Even though I’m an only child and find some comfort in daily periods of introspection and isolation, I could have never prepared for the isolation of graduate school. I was lucky, depending on how you define it, to have two fellowship years where I could be isolated with my thoughts. Had it not been for my graduate network of scholar besties, I would have stayed in my house and been consumed with my thoughts. Through their insistence that I come out with them for coffee, trips to the gym, dinners, or whatever else, they kept me visible in the world and made me remember that someone’s expecting to see me. I needed that then. I hope I did the same for them.
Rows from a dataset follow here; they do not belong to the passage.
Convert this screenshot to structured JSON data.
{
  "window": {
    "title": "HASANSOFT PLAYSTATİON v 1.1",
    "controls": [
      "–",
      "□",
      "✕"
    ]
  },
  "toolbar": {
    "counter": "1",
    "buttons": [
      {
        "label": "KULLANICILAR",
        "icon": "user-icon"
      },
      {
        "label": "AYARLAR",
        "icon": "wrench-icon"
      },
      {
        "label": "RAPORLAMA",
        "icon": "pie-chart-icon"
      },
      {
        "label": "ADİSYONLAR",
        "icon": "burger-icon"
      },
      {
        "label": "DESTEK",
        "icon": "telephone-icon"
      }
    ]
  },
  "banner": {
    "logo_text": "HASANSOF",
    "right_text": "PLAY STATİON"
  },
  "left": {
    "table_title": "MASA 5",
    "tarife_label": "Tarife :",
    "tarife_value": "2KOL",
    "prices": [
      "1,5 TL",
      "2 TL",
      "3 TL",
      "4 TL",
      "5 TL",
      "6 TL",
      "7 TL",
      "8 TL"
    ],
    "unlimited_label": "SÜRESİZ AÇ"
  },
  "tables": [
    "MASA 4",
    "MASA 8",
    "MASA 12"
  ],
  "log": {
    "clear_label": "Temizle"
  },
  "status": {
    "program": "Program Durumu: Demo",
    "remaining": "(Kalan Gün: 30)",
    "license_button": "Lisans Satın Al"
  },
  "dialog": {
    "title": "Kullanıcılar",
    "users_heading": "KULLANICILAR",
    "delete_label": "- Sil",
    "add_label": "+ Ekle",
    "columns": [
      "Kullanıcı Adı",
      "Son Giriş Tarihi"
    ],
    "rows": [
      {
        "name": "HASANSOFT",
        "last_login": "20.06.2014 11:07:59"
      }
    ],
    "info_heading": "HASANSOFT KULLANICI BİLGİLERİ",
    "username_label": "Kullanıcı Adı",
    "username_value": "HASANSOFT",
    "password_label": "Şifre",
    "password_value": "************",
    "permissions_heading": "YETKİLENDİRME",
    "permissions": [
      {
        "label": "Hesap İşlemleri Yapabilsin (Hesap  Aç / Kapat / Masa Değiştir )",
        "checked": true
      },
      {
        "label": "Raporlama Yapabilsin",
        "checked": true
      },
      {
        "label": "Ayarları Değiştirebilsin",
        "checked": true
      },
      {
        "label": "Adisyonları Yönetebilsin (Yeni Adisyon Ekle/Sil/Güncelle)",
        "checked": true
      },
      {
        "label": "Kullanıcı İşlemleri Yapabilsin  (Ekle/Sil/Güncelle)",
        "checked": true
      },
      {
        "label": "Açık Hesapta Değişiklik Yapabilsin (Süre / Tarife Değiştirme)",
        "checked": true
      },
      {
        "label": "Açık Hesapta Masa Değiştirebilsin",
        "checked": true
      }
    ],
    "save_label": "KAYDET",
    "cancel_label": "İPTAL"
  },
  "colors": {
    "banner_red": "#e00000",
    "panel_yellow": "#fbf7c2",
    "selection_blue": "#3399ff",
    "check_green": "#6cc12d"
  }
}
Apparently, the solitary academic life can become worse when you get into the professoriate. I have a small – as in two or three people – network that I deal with on my current job and I’m not happy with that number, but I’m grateful for them. Had it not been for my colleague/neighbor/friend “P” noticing how sick I was this week and insisting that I go to the doctor, I wouldn’t have gone. I would have told myself that it’s the end of the semester and that my students need to more help than they should need at this point. “P” helped me prioritize my own wellness and I’m glad she did.
I’ve been an introvert and I can get lost in my thoughts. Sometimes those moments help me think deeply enough to figure out the things I’ll teach or write. Other times, I need to be guarded against that inclination to be alone. My networks work because they are that guard.
~I have spoken~